SFU becomes the second Canadian campus to receive official recognition from Fair Trade, after UBC

SFU’s decade-long struggle for formal commitment to providing Fair Trade products on campus has come to a close. On May 4, the university announced that it had been recognized as the second Fair Trade Campus in Canada, following UBC’s designation in May 2011.

Fair Trade is an internationally recognized organization that certifies products, such as coffee or chocolate, where producers receive fair compensation. The criteria required to become a Fair Trade campus includes serving only Fair Trade certified coffee at all vendors directly controlled by the university or student government; clearly marking all Fair Trade products at these locations; promoting Fair Trade; and maintaining a committee to enforce these standards.

The vendors who have agreed to adhere to these standards include all SFSS food and beverage operations — such as Higher Grounds, the Highland Pub, and the Ladle — as well as outsourced providers Chartwells, Triple O’s, and Renaissance Coffee. Tim Horton’s hasn’t agreed to commit to these requirements, but they have internal ethical purchasing policies of their own. Independent Cornerstone businesses aren’t required to adhere to these rules, but many of them offer Fair Trade products.

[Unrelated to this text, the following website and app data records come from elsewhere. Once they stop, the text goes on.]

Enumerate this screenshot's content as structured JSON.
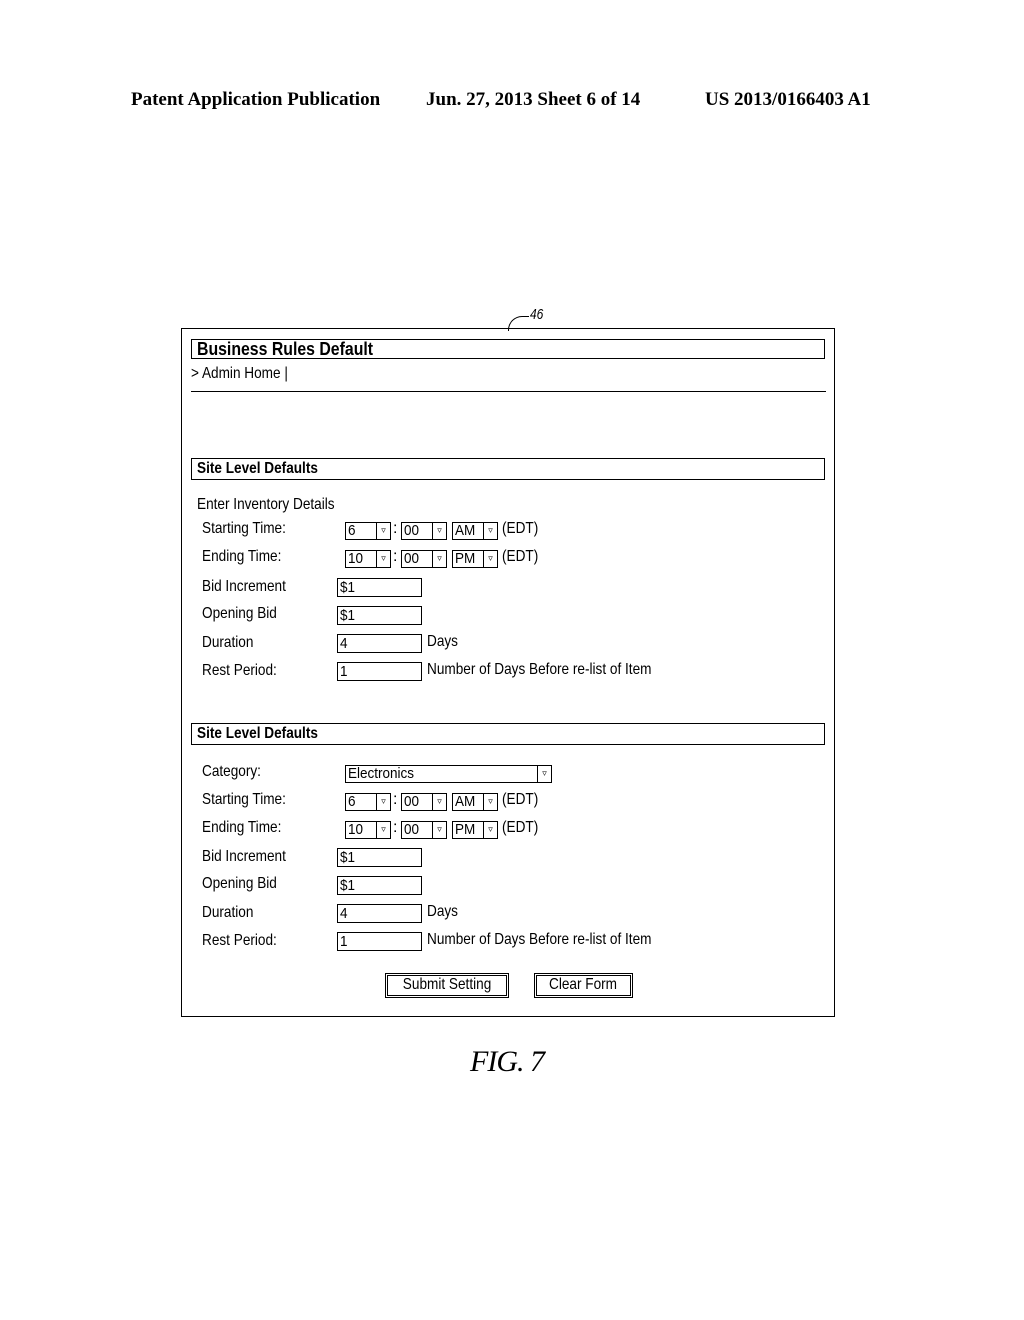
{
  "patent_header": {
    "left": "Patent Application Publication",
    "middle": "Jun. 27, 2013  Sheet 6 of 14",
    "right": "US 2013/0166403 A1"
  },
  "reference_numeral": "46",
  "window": {
    "title": "Business Rules Default",
    "breadcrumb": "> Admin Home |"
  },
  "section1": {
    "header": "Site Level Defaults",
    "subheading": "Enter Inventory Details",
    "starting_time": {
      "label": "Starting Time:",
      "hour": "6",
      "minute": "00",
      "ampm": "AM",
      "tz": "(EDT)"
    },
    "ending_time": {
      "label": "Ending Time:",
      "hour": "10",
      "minute": "00",
      "ampm": "PM",
      "tz": "(EDT)"
    },
    "bid_increment": {
      "label": "Bid Increment",
      "value": "$1"
    },
    "opening_bid": {
      "label": "Opening Bid",
      "value": "$1"
    },
    "duration": {
      "label": "Duration",
      "value": "4",
      "suffix": "Days"
    },
    "rest_period": {
      "label": "Rest Period:",
      "value": "1",
      "suffix": "Number of Days Before re-list of Item"
    }
  },
  "section2": {
    "header": "Site Level Defaults",
    "category": {
      "label": "Category:",
      "value": "Electronics"
    },
    "starting_time": {
      "label": "Starting Time:",
      "hour": "6",
      "minute": "00",
      "ampm": "AM",
      "tz": "(EDT)"
    },
    "ending_time": {
      "label": "Ending Time:",
      "hour": "10",
      "minute": "00",
      "ampm": "PM",
      "tz": "(EDT)"
    },
    "bid_increment": {
      "label": "Bid Increment",
      "value": "$1"
    },
    "opening_bid": {
      "label": "Opening Bid",
      "value": "$1"
    },
    "duration": {
      "label": "Duration",
      "value": "4",
      "suffix": "Days"
    },
    "rest_period": {
      "label": "Rest Period:",
      "value": "1",
      "suffix": "Number of Days Before re-list of Item"
    }
  },
  "buttons": {
    "submit": "Submit Setting",
    "clear": "Clear Form"
  },
  "icons": {
    "dropdown_arrow": "▿"
  },
  "figure_label": "FIG. 7"
}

Executive director of ancillary services Mark McLaughlin is motivated to continue with Fair Trade initiatives on campus, however. “We haven’t reached the finish line,” he said. “We’re just out of the starting gate, and just watch us. We’re really going to try and push hard on this.”

Outsourcing all of its food operations to third parties such as Chartwells, SFU faced challenges convincing vendors to switch to Fair Trade products. UBC, on the other hand, operates their own food programs. McLaughlin explained that SFU will help blaze a trail for universities across Canada in a way that UBC might not have, because the majority of institutions also outsource their food operations. Nezam Alavi, a former Engineers Without Borders member essential to reigniting the Fair Trade movement on campus, would like to see other universities follow the examples being set in BC. “With Vancouver being the first [major Canadian] Fair Trade city, and UBC being the first [Canadian] Fair Trade campus, SFU shows that the West Coast is really driven on these issues. I think it’s time for those on the east coast to show what they’ve got.”

The pivotal point for the student-led initiative for Fair Trade at SFU occurred in 2011 when President Andrew Petter held a “hallway chat” to discuss possible improvements to the university. The event was crashed by a group of student representatives from various campus groups dressed as superheroes demanding a commitment to Fair Trade products at SFU. Alavi argued that it was important for students to be leading these demands because they are the main consumers on campus. Jeff McCann, SFSS university relations officer and member of the Fair Trade Committee, agrees with the importance of student involvement and suggests that students follow the example set by the “Justice League” of superheroes. “Students should be empowered to make statements about things that they want changed about the campus community,” he said. “Vocalize that and get that in the hands of somebody who can make a difference.”